Search term "about": copy each line of the data containing it.

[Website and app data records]
= = =

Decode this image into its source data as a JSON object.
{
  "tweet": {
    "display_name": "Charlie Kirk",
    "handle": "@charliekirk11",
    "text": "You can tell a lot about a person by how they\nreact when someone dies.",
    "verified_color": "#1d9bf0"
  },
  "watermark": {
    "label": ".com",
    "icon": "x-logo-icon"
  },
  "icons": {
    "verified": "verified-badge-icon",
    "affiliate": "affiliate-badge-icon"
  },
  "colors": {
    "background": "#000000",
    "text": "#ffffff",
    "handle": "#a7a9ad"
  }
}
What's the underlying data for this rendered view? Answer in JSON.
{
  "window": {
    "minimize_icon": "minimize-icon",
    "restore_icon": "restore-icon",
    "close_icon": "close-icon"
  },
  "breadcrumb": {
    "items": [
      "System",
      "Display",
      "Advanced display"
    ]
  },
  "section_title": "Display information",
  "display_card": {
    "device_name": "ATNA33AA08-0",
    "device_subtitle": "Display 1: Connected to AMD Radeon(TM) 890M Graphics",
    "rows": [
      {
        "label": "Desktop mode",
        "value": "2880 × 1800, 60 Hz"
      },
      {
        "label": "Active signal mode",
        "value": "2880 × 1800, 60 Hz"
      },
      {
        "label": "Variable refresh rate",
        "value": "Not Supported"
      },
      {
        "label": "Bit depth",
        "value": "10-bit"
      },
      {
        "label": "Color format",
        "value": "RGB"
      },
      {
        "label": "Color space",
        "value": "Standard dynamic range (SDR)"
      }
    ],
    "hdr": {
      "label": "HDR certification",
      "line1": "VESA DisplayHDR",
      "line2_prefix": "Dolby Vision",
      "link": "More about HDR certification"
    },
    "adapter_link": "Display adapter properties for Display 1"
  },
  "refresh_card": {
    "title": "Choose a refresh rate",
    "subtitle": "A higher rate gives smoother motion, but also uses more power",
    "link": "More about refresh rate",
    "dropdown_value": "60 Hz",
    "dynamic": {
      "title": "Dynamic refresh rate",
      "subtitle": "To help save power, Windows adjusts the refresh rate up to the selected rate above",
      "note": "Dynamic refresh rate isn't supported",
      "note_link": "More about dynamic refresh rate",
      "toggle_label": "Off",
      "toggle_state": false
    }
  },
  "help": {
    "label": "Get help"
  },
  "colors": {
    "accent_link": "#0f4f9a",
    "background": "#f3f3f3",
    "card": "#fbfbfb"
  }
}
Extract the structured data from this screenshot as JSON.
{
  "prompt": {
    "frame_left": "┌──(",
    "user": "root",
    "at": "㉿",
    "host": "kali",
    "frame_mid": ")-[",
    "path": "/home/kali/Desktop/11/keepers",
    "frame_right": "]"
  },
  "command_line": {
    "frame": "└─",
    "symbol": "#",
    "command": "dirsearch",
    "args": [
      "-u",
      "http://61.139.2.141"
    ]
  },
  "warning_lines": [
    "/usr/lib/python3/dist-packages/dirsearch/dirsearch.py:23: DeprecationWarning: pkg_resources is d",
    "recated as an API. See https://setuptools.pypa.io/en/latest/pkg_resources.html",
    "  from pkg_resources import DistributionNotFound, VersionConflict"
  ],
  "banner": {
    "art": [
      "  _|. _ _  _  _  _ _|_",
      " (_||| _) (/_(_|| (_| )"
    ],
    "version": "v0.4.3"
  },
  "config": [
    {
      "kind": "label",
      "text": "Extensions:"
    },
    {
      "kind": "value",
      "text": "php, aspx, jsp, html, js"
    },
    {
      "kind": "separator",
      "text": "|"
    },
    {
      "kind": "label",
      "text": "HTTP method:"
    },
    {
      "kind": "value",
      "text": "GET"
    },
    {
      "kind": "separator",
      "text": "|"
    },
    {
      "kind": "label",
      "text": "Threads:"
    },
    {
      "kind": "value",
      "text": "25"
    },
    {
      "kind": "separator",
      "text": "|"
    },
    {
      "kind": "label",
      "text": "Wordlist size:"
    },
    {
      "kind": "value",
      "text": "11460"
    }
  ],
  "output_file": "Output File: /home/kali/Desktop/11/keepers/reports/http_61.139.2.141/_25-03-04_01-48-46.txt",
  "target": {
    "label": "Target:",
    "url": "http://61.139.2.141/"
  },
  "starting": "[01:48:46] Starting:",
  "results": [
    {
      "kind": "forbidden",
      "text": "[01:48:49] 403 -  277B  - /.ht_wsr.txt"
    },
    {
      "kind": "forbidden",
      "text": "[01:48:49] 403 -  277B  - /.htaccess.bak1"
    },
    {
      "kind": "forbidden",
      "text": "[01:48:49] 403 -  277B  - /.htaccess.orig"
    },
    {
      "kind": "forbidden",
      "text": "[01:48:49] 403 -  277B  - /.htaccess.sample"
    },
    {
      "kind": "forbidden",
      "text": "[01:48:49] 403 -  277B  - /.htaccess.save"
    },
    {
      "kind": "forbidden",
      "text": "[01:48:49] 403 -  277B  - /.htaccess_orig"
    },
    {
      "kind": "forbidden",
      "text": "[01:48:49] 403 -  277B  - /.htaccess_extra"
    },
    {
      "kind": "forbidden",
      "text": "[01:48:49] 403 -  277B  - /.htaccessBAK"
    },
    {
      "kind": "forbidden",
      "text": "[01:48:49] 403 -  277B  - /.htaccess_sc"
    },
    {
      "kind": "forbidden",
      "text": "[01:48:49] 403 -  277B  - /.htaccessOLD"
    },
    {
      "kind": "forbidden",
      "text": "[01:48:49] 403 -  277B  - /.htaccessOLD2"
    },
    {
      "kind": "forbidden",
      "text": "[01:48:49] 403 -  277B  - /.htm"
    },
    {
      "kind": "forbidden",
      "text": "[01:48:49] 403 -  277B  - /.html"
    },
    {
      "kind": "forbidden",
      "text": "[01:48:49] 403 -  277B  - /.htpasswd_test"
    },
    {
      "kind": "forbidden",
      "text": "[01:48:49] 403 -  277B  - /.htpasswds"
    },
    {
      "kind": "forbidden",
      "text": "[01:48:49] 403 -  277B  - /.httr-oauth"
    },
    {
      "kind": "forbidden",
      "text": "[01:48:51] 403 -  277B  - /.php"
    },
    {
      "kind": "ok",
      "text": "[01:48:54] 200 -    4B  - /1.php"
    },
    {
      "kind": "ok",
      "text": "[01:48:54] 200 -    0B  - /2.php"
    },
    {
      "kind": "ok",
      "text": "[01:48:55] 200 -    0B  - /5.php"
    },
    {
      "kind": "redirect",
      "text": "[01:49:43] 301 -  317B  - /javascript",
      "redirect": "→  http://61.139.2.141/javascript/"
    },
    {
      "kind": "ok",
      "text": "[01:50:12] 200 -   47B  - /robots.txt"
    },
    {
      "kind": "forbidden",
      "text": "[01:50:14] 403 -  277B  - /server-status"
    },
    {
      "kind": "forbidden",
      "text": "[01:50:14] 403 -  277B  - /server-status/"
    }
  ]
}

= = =

**EXERCISE OUTPUT**
    "text": "You can tell a lot about a person by how they\nreact when someone dies.",
      "link": "More about HDR certification"
    "link": "More about refresh rate",
      "note_link": "More about dynamic refresh rate",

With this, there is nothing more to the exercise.